HARSH REALITY: A man removes snow from the top of a mud house after snowfall on the outskirts of Srinagar on Wednesday.
Srinagar: Kashmir is going through one of its longest and harshest winters with barely half of its daily electricity requirement of 2,000 megawatts, resulting in nine hours of power cuts on an average each day in the metered areas and up to 12 hours in places where rural consumers are billed at flat rates. Ajaz Dar, chief engineer (maintenance) of the J&K power development department, partly blames the early onset of winter for the massive shortfall in electricity generation. “As of now, we have 1,200MW available for distribution in the Valley, including the power we import. The Alesteng transmission line should provide us 200 to 250MW more after it is commissioned, hopefully soon,” he told TOI. The Alesteng project was scheduled to be operational in December. While power cuts have always been a feature of winter in the Valley, the electricity available for distribution in previous years has seldom fallen short by more than 200-250MW a day, officials said.
In 2018-19, the average daily requirement was 1,800MW while supply was in the region of 1,450MW. Power cuts in both urban and rural areas through the season was never beyond three to four hours a day.

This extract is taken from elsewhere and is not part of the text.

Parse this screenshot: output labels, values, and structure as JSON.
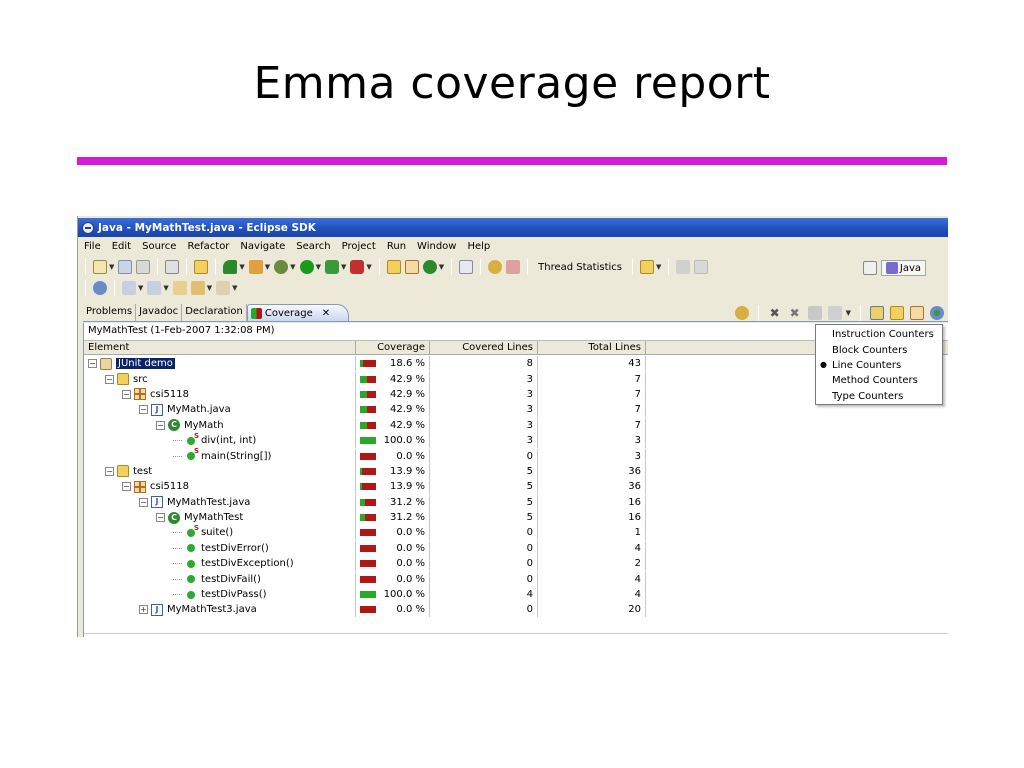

Besides homes and businesses, public health centres in north and south Kashmir have borne the brunt of the power cuts this season. “We have procured diesel generators for primary and sub-district hospitals in the far-flung areas, but we can’t have power back-up all the time,” said a senior health care official who did not want to be named. Zahoor Ahmad Mir of Watnoo in Tangmarg, a town in Baramulla district, has shifted his ailing father, 88-year-old Mohammad Maqbool Mir, to his elder brother’s house in Srinagar let there be a medical emergency. “Which health care centre do I admit him to? Even the Tangmarg sub-district hospital does not have electricity for most of the day?” he said. In Srinagar, the major hospitals have been included in the power department’s priority network, although that does not guarantee uninterrupted supply. Muneer Ahmad, the deputy medical superintendent of SMHS Hospital, said the power crisis was so acute that it was impossible for any health care institute to function without adequate back-up.
6,061 People now Infected in China, 30% Jump in a Day
Beijing: Countries began evacuating their citizens on Wednesday from the Chinese city hardest-hit by a new virus that has now infected more people in China than were sickened in the country by SARS. The number of confirmed coronavirus infections has gone up to 6,061, surpassing the 5,327 in mainland China during the SARS outbreak in 2002-2003. The number of deaths rose to 132, according to figures provided by the National Health Commission on Wednesday. The number of infected have grown by 1,500 since Tuesday, logging a 30% jump. Although not revealed, the number of people kept under close watch is much larger than the confirmed cases. Chinese authorities have found a suspected case in Tibet which has so far been the only province that was unaffected. With this, all 31Chinese provinces have cases of infections or suspected infections. Beijing, which is 1,100 Kms from Wuhan, has recorded 111 cases and witnessed one death. Four of the infected patients have recovered in the city.
The first case in the Middle East was confirmed on Wednesday, a family of four from Wuhan that was visiting UAE. Finland too reported its first case, also the first in the Nordic region. A 32-year-old woman was being treated at an isolation ward at a hospital in Rovaniemi in Finnish Lapland. Australia and Singapore were among those reporting new cases, as the number outside China topped 70. Four Pakistani students studying in Wuhan have tested positive to the coronavirus. Planes carrying about 200 evacuees each arrived in Japan and the US early Wednesday as other countries planned similar evacuations from Wuhan. The WHO said its emergency committee would reconvene on Thursday to decide whether the spread of the new virus now constitutes a global emergency.